Information given: Begin

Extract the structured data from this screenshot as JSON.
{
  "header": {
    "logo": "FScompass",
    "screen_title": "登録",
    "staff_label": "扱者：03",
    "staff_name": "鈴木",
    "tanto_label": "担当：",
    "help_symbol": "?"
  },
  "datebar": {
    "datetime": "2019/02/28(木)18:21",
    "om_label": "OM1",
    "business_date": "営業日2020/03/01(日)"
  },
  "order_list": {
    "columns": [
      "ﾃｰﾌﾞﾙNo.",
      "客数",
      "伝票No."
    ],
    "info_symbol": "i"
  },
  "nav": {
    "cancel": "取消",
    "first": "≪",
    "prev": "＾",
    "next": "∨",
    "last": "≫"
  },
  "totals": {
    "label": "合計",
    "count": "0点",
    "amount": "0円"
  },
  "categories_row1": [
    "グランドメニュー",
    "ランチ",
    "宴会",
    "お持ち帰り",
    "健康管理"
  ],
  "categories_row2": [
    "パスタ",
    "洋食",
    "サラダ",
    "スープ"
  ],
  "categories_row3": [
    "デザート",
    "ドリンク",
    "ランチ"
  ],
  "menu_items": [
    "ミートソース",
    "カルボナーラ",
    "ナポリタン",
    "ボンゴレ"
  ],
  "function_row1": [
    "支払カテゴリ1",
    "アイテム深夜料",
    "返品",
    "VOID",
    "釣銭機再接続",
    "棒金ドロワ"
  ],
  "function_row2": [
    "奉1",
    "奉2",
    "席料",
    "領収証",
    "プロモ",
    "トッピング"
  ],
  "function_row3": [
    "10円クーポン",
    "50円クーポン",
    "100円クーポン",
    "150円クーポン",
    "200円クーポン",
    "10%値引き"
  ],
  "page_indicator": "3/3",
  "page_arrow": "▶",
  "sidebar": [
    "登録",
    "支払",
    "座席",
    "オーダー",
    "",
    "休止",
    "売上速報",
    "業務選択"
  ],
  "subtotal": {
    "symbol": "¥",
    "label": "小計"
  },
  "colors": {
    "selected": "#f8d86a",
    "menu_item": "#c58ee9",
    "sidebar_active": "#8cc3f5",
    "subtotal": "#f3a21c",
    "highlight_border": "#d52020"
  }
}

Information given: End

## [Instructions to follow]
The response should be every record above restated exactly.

## [Reply]
Extract the structured data from this screenshot as JSON.
{
  "header": {
    "logo": "FScompass",
    "screen_title": "登録",
    "staff_label": "扱者：03",
    "staff_name": "鈴木",
    "tanto_label": "担当：",
    "help_symbol": "?"
  },
  "datebar": {
    "datetime": "2019/02/28(木)18:21",
    "om_label": "OM1",
    "business_date": "営業日2020/03/01(日)"
  },
  "order_list": {
    "columns": [
      "ﾃｰﾌﾞﾙNo.",
      "客数",
      "伝票No."
    ],
    "info_symbol": "i"
  },
  "nav": {
    "cancel": "取消",
    "first": "≪",
    "prev": "＾",
    "next": "∨",
    "last": "≫"
  },
  "totals": {
    "label": "合計",
    "count": "0点",
    "amount": "0円"
  },
  "categories_row1": [
    "グランドメニュー",
    "ランチ",
    "宴会",
    "お持ち帰り",
    "健康管理"
  ],
  "categories_row2": [
    "パスタ",
    "洋食",
    "サラダ",
    "スープ"
  ],
  "categories_row3": [
    "デザート",
    "ドリンク",
    "ランチ"
  ],
  "menu_items": [
    "ミートソース",
    "カルボナーラ",
    "ナポリタン",
    "ボンゴレ"
  ],
  "function_row1": [
    "支払カテゴリ1",
    "アイテム深夜料",
    "返品",
    "VOID",
    "釣銭機再接続",
    "棒金ドロワ"
  ],
  "function_row2": [
    "奉1",
    "奉2",
    "席料",
    "領収証",
    "プロモ",
    "トッピング"
  ],
  "function_row3": [
    "10円クーポン",
    "50円クーポン",
    "100円クーポン",
    "150円クーポン",
    "200円クーポン",
    "10%値引き"
  ],
  "page_indicator": "3/3",
  "page_arrow": "▶",
  "sidebar": [
    "登録",
    "支払",
    "座席",
    "オーダー",
    "",
    "休止",
    "売上速報",
    "業務選択"
  ],
  "subtotal": {
    "symbol": "¥",
    "label": "小計"
  },
  "colors": {
    "selected": "#f8d86a",
    "menu_item": "#c58ee9",
    "sidebar_active": "#8cc3f5",
    "subtotal": "#f3a21c",
    "highlight_border": "#d52020"
  }
}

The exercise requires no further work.